→ **PROMPT**
The answer must consist of every line in the data that contains "image".

Start of WORKING DATA

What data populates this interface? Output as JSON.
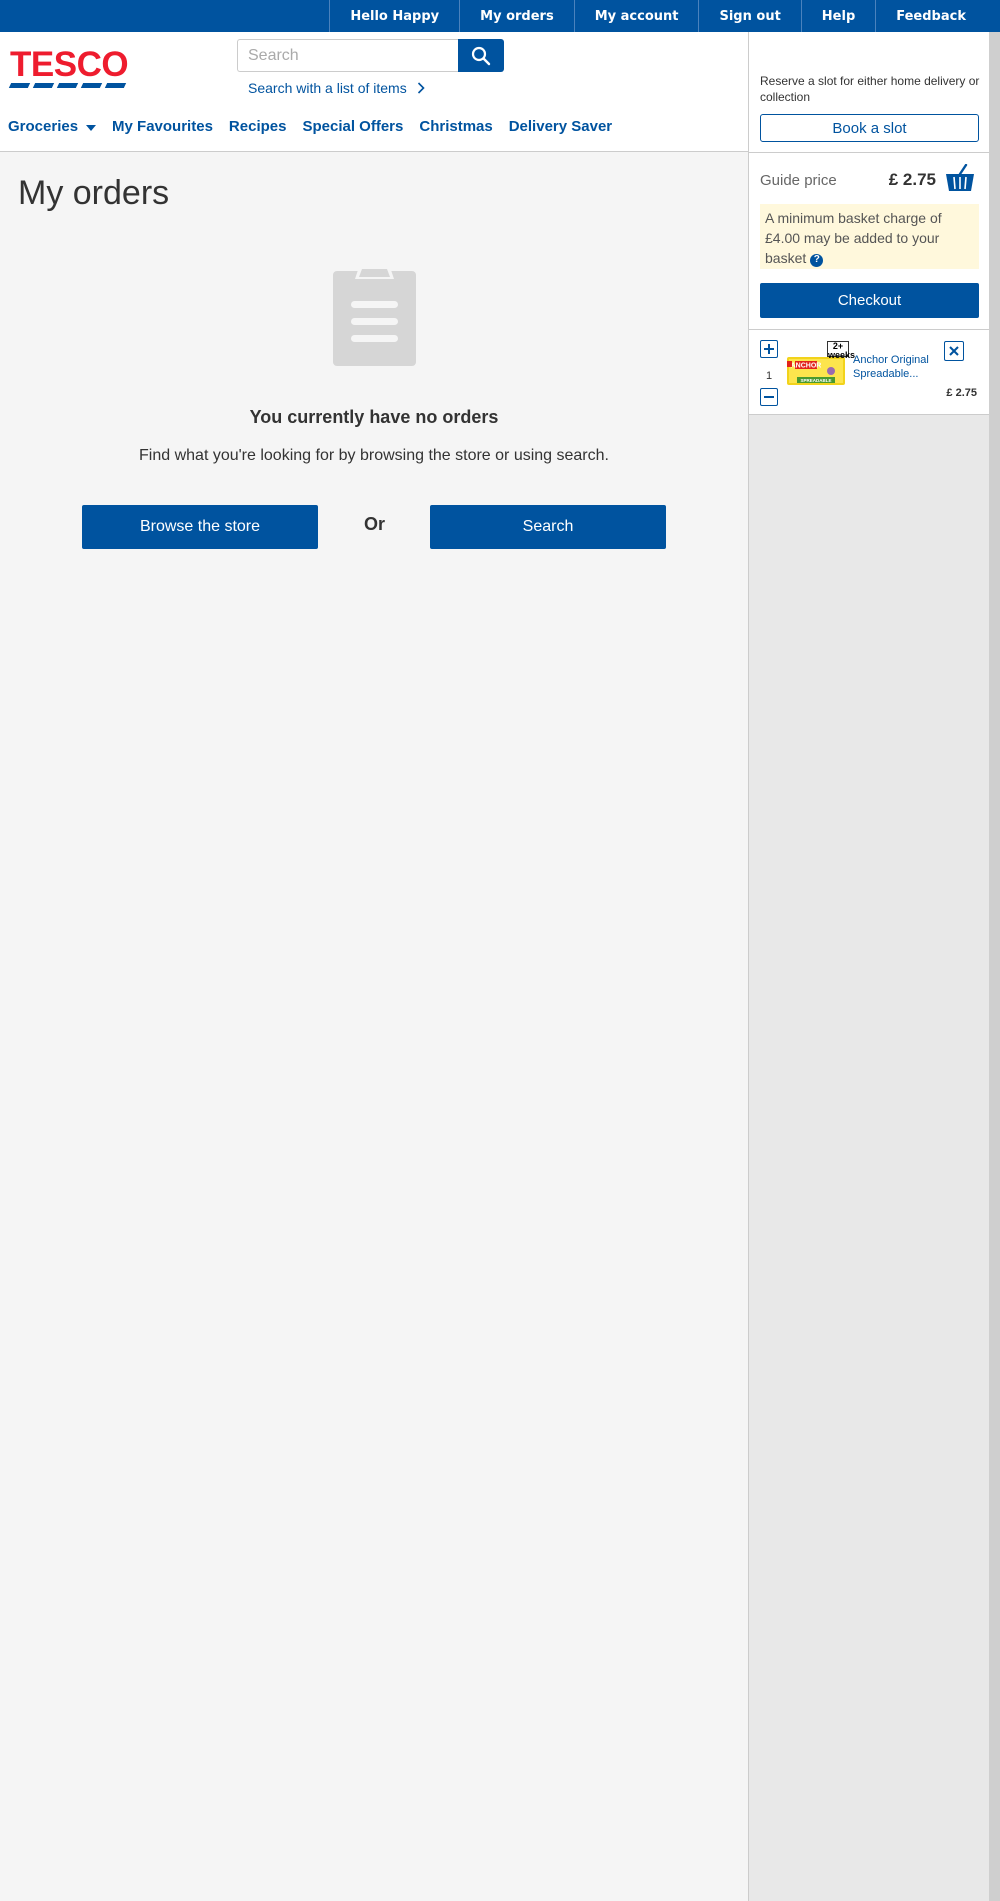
{
  "topbar": {
    "items": [
      "Hello Happy",
      "My orders",
      "My account",
      "Sign out",
      "Help",
      "Feedback"
    ]
  },
  "header": {
    "logo_text": "TESCO",
    "search": {
      "placeholder": "Search",
      "value": ""
    },
    "search_list_link": "Search with a list of items",
    "nav": [
      "Groceries",
      "My Favourites",
      "Recipes",
      "Special Offers",
      "Christmas",
      "Delivery Saver"
    ]
  },
  "main": {
    "title": "My orders",
    "empty_title": "You currently have no orders",
    "empty_subtitle": "Find what you're looking for by browsing the store or using search.",
    "browse_button": "Browse the store",
    "or_label": "Or",
    "search_button": "Search"
  },
  "sidebar": {
    "slot_text": "Reserve a slot for either home delivery or collection",
    "book_slot": "Book a slot",
    "guide_label": "Guide price",
    "guide_price": "£ 2.75",
    "notice": "A minimum basket charge of £4.00 may be added to your basket",
    "help_glyph": "?",
    "checkout": "Checkout",
    "basket_items": [
      {
        "name": "Anchor Original Spreadable...",
        "quantity": "1",
        "price": "£ 2.75",
        "badge": "2+ weeks",
        "brand": "ANCHOR",
        "subtitle": "SPREADABLE"
      }
    ]
  },
  "colors": {
    "brand_blue": "#00539f",
    "brand_red": "#ee1c2e",
    "notice_bg": "#fff8dc"
  }
}
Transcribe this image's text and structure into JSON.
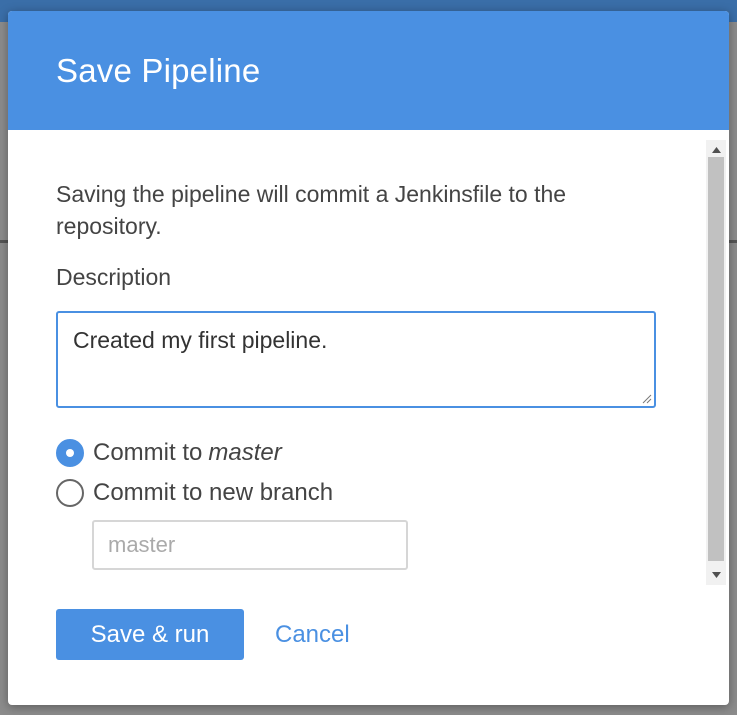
{
  "dialog": {
    "title": "Save Pipeline",
    "intro": "Saving the pipeline will commit a Jenkinsfile to the repository.",
    "description_label": "Description",
    "description_value": "Created my first pipeline.",
    "commit_options": [
      {
        "label": "Commit to",
        "emphasis": "master",
        "selected": true
      },
      {
        "label": "Commit to new branch",
        "emphasis": "",
        "selected": false
      }
    ],
    "branch_placeholder": "master",
    "save_label": "Save & run",
    "cancel_label": "Cancel"
  },
  "colors": {
    "accent": "#4a90e2",
    "header_bg": "#4a90e2",
    "text": "#444444"
  },
  "icons": {
    "scroll_up": "triangle-up-icon",
    "scroll_down": "triangle-down-icon",
    "resize": "resize-grip-icon"
  }
}
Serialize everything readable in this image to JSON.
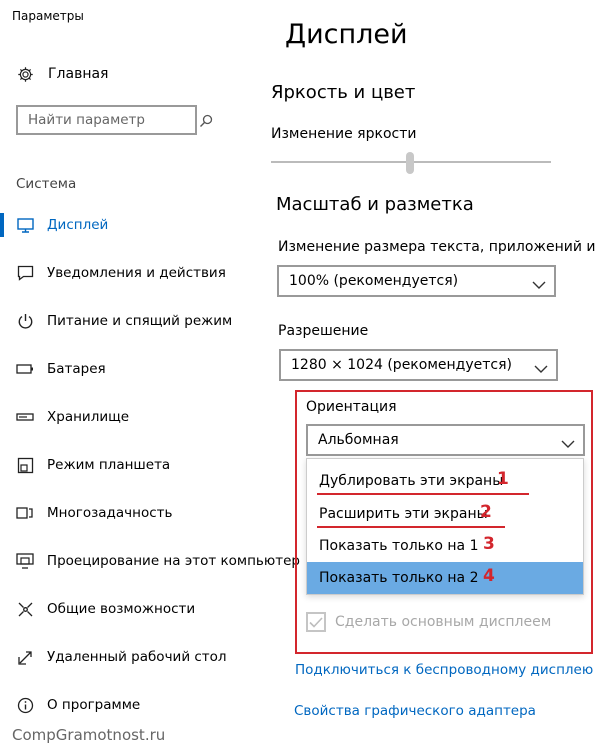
{
  "window": {
    "title": "Параметры"
  },
  "sidebar": {
    "home_label": "Главная",
    "search_placeholder": "Найти параметр",
    "group_label": "Система",
    "items": [
      {
        "label": "Дисплей",
        "icon": "monitor-icon",
        "active": true
      },
      {
        "label": "Уведомления и действия",
        "icon": "notification-icon",
        "active": false
      },
      {
        "label": "Питание и спящий режим",
        "icon": "power-icon",
        "active": false
      },
      {
        "label": "Батарея",
        "icon": "battery-icon",
        "active": false
      },
      {
        "label": "Хранилище",
        "icon": "storage-icon",
        "active": false
      },
      {
        "label": "Режим планшета",
        "icon": "tablet-mode-icon",
        "active": false
      },
      {
        "label": "Многозадачность",
        "icon": "multitasking-icon",
        "active": false
      },
      {
        "label": "Проецирование на этот компьютер",
        "icon": "projecting-icon",
        "active": false
      },
      {
        "label": "Общие возможности",
        "icon": "shared-experiences-icon",
        "active": false
      },
      {
        "label": "Удаленный рабочий стол",
        "icon": "remote-desktop-icon",
        "active": false
      },
      {
        "label": "О программе",
        "icon": "info-icon",
        "active": false
      }
    ]
  },
  "main": {
    "title": "Дисплей",
    "brightness": {
      "heading": "Яркость и цвет",
      "slider_label": "Изменение яркости",
      "slider_value_fraction": 0.5
    },
    "scale": {
      "heading": "Масштаб и разметка",
      "size_label": "Изменение размера текста, приложений и др",
      "size_value": "100% (рекомендуется)",
      "resolution_label": "Разрешение",
      "resolution_value": "1280 × 1024 (рекомендуется)",
      "orientation_label": "Ориентация",
      "orientation_value": "Альбомная"
    },
    "multi_display_options": [
      {
        "label": "Дублировать эти экраны",
        "number": "1"
      },
      {
        "label": "Расширить эти экраны",
        "number": "2"
      },
      {
        "label": "Показать только на 1",
        "number": "3"
      },
      {
        "label": "Показать только на 2",
        "number": "4",
        "selected": true
      }
    ],
    "make_main_display": {
      "label": "Сделать основным дисплеем",
      "checked": true,
      "disabled": true
    },
    "links": {
      "wireless": "Подключиться к беспроводному дисплею",
      "adapter": "Свойства графического адаптера"
    }
  },
  "watermark": "CompGramotnost.ru",
  "colors": {
    "accent": "#0067c0",
    "annotation_red": "#d3262d",
    "selected_option": "#6aaae3"
  }
}
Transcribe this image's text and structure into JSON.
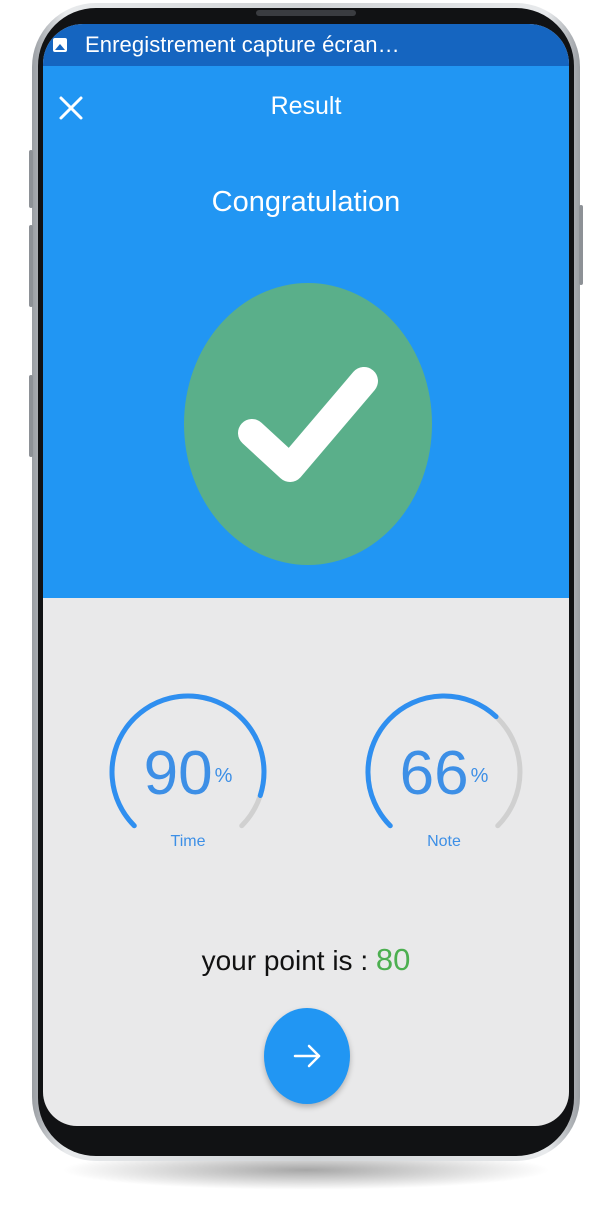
{
  "status_bar": {
    "notification_text": "Enregistrement capture écran…",
    "icon": "image-icon"
  },
  "header": {
    "title": "Result",
    "close_icon": "close-icon",
    "background_color": "#2196f3"
  },
  "result": {
    "message": "Congratulation",
    "success_icon": "checkmark-icon",
    "circle_color": "#5aaf8a"
  },
  "stats": [
    {
      "value": "90",
      "unit": "%",
      "label": "Time",
      "fraction": 0.9
    },
    {
      "value": "66",
      "unit": "%",
      "label": "Note",
      "fraction": 0.66
    }
  ],
  "points": {
    "label": "your point is : ",
    "value": "80",
    "value_color": "#4caf50"
  },
  "next_button": {
    "icon": "arrow-right-icon"
  }
}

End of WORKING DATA

→ **RESPONSE**
Transcribe this image's text and structure into JSON.
Serialize everything readable in this image to JSON.
Transcribe this image's text and structure into JSON.
    "icon": "image-icon"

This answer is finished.